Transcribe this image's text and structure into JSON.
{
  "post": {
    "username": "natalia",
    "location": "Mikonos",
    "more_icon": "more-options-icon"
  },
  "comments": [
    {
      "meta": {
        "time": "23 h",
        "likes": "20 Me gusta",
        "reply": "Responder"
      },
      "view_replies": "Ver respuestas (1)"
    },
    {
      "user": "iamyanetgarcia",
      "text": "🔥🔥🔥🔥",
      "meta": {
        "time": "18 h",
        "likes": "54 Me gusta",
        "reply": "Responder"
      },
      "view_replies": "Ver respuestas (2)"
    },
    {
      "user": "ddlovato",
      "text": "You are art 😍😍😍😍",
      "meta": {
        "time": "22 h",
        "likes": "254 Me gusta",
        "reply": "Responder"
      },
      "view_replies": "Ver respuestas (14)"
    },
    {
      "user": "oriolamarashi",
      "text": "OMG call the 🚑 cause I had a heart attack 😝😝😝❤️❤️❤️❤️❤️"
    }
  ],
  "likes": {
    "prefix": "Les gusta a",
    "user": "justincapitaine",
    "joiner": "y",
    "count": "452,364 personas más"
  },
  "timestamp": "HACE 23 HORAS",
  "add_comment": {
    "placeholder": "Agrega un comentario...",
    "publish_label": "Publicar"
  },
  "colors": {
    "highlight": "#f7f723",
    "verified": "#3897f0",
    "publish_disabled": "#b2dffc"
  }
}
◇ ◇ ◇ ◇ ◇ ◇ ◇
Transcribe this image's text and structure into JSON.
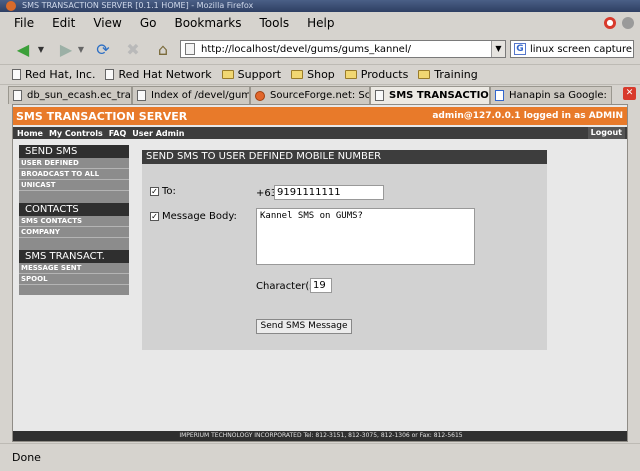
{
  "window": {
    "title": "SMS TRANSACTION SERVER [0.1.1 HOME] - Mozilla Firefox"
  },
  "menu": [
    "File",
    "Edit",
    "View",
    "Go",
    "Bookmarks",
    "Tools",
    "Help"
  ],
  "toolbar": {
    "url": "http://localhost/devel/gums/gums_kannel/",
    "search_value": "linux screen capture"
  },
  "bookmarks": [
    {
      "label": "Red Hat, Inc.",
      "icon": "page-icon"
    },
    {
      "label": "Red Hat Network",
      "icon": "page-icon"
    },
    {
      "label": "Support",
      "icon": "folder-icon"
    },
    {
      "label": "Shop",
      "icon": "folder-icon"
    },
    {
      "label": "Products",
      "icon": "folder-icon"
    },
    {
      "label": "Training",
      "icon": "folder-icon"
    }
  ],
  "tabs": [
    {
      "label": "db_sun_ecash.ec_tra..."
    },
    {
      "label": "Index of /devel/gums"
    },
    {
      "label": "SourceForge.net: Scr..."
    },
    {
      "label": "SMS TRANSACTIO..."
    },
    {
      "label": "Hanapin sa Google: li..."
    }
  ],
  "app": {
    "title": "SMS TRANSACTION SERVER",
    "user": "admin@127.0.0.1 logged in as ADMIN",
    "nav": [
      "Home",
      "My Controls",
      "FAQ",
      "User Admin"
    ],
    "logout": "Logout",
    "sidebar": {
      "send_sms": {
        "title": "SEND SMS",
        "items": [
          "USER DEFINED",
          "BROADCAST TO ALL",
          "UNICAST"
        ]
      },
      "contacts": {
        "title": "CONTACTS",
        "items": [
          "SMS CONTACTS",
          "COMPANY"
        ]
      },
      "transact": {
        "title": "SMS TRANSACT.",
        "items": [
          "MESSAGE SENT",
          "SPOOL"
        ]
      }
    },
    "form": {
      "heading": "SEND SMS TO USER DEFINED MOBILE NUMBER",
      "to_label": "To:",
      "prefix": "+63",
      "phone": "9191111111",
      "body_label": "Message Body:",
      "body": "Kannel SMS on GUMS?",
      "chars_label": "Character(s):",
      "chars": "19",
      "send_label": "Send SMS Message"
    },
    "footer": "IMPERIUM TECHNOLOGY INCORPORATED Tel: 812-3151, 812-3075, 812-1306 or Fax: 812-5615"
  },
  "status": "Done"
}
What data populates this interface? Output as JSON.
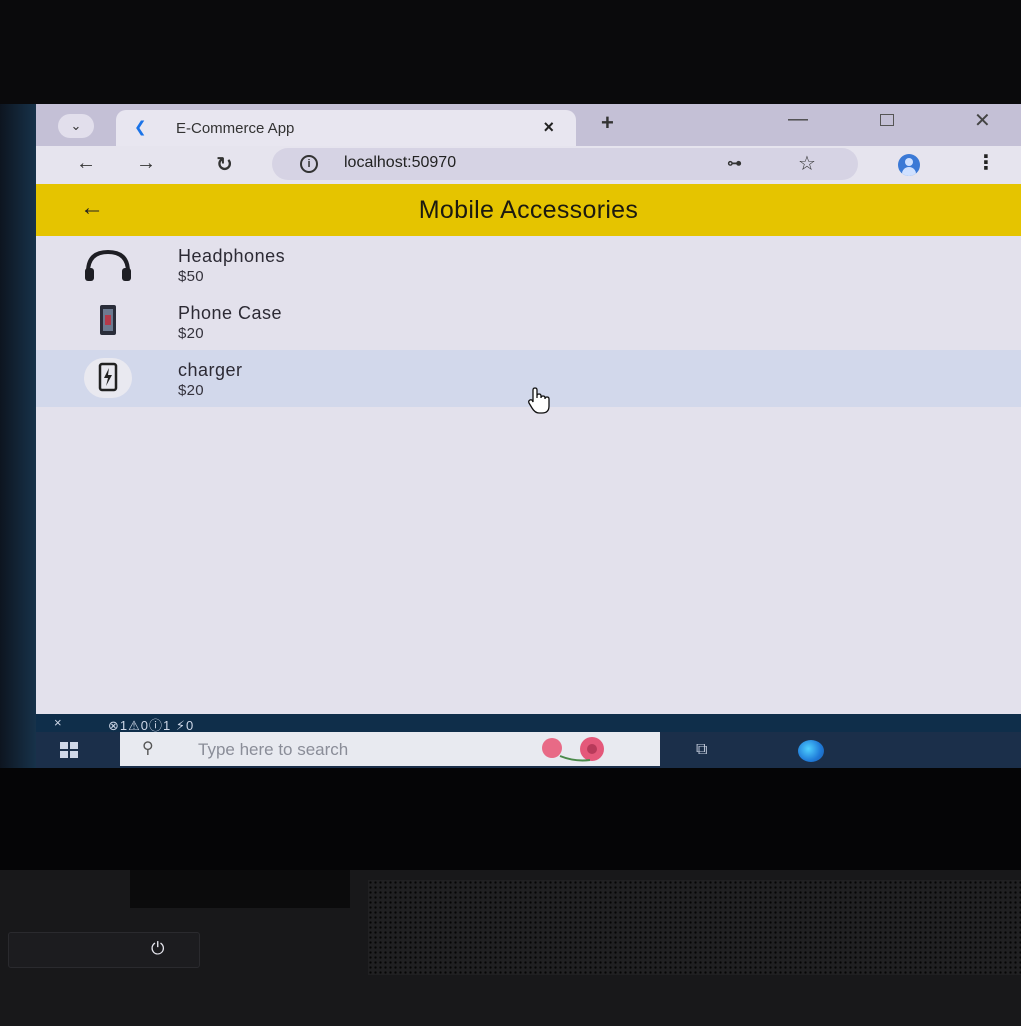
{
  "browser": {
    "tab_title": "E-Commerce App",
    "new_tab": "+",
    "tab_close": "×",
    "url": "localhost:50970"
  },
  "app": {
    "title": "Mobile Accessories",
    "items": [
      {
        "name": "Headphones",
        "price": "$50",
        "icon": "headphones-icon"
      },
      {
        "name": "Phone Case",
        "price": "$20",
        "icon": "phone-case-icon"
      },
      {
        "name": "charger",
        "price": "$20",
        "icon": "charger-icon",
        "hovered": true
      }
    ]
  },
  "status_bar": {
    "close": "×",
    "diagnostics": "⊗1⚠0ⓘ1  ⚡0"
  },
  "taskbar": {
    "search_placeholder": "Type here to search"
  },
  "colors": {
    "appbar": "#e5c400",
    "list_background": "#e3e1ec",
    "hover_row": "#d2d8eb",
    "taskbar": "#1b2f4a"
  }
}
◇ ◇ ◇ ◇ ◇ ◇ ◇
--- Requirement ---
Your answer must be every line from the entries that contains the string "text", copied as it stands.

--- Answer to the problem ---
Transcribe this image's text and structure into JSON.
      "text": "🔥🔥🔥🔥",
      "text": "You are art 😍😍😍😍",
      "text": "OMG call the 🚑 cause I had a heart attack 😝😝😝❤️❤️❤️❤️❤️"
Transcribe this image's text and structure into JSON.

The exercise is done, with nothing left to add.